But never mind all that. The music soon begins -- a couple hours worth of three-chord roots music with which even the non-musical have little difficulty singing along. From O Mary Don't You Weep to Erie Canal to Buffalo Gals to This Land is Your Land; from Swing Low to O When the Saints to I'll Fly Away; from Dead Skunk in the Middle of the Road to Peaceful Easy Feeling to Country Roads; from Today to If I Had a Hammer and We Shall Overcome and even a Polka or two thrown in for fun, we sang and sang and shook our tambourines. We laughed, we paraded, we sang at the top of our lungs without regard for who could hear. And it wasn't long before the various rings of acquaintance melded into one.

We had become a part of each other -- which is something music has the power almost intrinsically to do. By evening's end, we knew each other -- had shared with each other an intimacy -- whether or not we knew each other's name. There was, in the room, a resident kindness and grace; a corporate and palpable smile.

Perhaps part of the problem in the world is that we don't sing enough together. Maybe if the Security Council at the U.N. distributed rhythm instruments when they gathered and someone brought along a guitar the world would be a kinder place. Maybe if, instead of a "Green Zone" in Baghdad the army set up a jam session zone.

It's a silly idea, I know. But it was fun to see just what a little turn of When the Saints Go Marching In could bring out of a bunch of relative strangers one autumn evening last week:

...community; one chorus at a time.

Monday, October 8, 2007

Ten Years of Blessing Grace

In the sermon yesterday I lamented what has become for me consistent experience with weddings -- when three-dimensional symbols and rituals are flattened into two-dimensional, obligatory "acts" to check off the list.
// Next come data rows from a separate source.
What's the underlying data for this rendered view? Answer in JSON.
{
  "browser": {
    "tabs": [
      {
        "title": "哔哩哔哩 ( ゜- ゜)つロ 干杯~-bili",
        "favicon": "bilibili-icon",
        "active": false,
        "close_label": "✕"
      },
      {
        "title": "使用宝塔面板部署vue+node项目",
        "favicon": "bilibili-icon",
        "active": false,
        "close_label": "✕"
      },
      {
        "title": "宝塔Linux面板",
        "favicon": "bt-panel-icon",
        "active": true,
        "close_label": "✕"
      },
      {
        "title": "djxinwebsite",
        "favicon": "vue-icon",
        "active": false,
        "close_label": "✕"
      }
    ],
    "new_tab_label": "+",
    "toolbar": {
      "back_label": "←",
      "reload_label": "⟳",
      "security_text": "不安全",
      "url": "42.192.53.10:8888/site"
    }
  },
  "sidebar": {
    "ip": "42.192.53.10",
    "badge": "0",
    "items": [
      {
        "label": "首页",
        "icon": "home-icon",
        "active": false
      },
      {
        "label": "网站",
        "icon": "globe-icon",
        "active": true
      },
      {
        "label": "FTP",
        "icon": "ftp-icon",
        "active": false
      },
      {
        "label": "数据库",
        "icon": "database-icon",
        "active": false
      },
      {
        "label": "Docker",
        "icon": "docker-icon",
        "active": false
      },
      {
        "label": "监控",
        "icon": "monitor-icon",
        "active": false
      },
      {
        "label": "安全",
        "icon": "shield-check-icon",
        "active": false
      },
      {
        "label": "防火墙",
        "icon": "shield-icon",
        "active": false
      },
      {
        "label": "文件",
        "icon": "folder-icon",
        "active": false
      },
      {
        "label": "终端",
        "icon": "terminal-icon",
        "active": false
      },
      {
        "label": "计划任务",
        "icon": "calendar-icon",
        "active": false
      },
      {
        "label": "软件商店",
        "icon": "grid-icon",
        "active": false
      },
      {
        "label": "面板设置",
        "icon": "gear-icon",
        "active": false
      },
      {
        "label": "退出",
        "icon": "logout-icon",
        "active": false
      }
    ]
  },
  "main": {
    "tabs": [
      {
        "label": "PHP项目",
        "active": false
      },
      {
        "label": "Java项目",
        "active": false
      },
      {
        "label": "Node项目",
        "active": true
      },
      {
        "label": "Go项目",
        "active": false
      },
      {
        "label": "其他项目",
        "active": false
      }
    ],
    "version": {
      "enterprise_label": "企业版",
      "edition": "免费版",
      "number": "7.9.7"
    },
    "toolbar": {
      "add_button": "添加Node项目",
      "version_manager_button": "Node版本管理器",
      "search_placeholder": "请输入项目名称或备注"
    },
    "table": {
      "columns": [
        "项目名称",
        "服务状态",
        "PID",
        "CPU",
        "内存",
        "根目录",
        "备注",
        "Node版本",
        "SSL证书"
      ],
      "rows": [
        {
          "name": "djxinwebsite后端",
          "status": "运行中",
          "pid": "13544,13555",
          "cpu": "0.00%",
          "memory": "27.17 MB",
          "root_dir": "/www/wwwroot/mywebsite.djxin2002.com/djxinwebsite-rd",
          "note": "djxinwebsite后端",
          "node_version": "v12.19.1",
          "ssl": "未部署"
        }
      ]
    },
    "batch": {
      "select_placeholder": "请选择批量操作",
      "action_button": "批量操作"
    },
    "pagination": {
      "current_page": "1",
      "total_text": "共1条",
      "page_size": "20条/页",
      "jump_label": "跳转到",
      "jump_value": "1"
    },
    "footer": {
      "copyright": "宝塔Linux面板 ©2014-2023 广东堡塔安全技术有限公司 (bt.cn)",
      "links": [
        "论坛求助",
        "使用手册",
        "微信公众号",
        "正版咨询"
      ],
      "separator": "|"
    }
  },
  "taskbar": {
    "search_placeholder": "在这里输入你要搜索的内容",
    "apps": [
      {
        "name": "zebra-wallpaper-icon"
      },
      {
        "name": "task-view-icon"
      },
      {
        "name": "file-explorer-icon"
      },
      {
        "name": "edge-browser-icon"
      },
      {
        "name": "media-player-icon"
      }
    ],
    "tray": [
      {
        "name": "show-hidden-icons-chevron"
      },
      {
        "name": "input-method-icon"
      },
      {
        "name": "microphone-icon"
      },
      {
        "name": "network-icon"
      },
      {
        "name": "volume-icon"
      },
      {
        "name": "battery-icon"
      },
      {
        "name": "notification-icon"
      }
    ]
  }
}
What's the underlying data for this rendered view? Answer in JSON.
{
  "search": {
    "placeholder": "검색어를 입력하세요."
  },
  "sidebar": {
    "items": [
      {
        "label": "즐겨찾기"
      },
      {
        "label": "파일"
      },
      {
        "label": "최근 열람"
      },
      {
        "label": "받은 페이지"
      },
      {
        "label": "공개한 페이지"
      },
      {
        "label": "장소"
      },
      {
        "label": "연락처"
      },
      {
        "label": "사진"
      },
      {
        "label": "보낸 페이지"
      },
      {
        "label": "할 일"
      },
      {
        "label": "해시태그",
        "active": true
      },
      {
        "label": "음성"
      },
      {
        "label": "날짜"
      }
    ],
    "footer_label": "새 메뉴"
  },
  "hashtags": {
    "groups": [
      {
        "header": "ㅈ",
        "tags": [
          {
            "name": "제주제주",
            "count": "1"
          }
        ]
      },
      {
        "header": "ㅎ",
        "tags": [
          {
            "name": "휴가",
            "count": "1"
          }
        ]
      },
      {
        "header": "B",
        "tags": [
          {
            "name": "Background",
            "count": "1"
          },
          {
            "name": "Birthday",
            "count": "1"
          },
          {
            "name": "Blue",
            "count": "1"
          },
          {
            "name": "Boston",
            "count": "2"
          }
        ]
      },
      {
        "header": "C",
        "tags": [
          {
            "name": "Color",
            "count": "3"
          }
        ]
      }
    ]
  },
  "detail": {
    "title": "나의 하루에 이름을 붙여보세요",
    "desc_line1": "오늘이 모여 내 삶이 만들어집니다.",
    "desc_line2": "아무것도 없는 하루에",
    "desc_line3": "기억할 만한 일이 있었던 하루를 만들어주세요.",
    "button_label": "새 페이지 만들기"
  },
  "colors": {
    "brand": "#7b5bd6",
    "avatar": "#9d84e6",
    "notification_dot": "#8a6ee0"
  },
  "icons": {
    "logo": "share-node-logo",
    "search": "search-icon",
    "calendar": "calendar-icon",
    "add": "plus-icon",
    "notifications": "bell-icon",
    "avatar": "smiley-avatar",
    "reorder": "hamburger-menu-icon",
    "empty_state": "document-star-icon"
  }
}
Unity candles often fit that description, becoming mere ceremonial drama, empty of any philosophical -- let alone theological -- importance. Even the wedding ring is too often simply a gift of jewelry rather than the constant reminder, in the thick as well as the thin of married life, of a love that is willed and not merely felt; of promises made and publicly – even divinely – attested.

In the sermon I confessed that "as a pastor I have come to have something of a love/hate relationship with weddings. Don't get me wrong; I'm in favor of them. But I loathe officiating at those whose motions are perfunctory; whose actions are ceremonial; and whose values are principally aesthetic – where the most important questions are 'Is the aisle runner straight?' and 'Do the flowers match the bridesmaids' dresses' and 'Does the gown appropriately highlight the bride's tattoo?' You know: the really important stuff."

I like to believe, of course, that I am different. Now two weeks past the 10th anniversary of my own wedding, how have we done?

Pretty well, thank you. To be sure, we don't always see eye to eye. Admittedly, the sight of the gold band around my finger doesn't always recall to my consciousness that moment in front of the evergreen tree when we looked into each other's eyes and made breathtaking promises. But it happens more often than not. Having planned an outdoor wedding, we had the sense to forgo the unity candle. But the third dimension of that familiar ritual -- the understanding that in marriage two individuals co-create a third living reality that requires care and nurture and constant attention -- we have pretty well embodied. That's not to say that this "third flame" doesn't get hungry every now and then, but from my vantage point it has never become malnourished. We talk. We listen. We pay careful and caring attention. We laugh. We refuse to let our aggravations talk louder than our affections and appreciations.

In our wedding ceremony, my Dad, the officiant, observed in light of 1 Corinthians 13 that "we can't always be patient and kind, but when we are, God is there." By that measure, it's no wonder that life in the company of my blessed bride these ten years has literally been divine.

Patience, kindness, passion and romance; forgiveness, tenacity, imagination and prayer. Those, and constantly blessing grace.

We have, it seems to me, created something precious together. There was, to say it another way, evening and morning: the 10th year. And behold, it has been very good.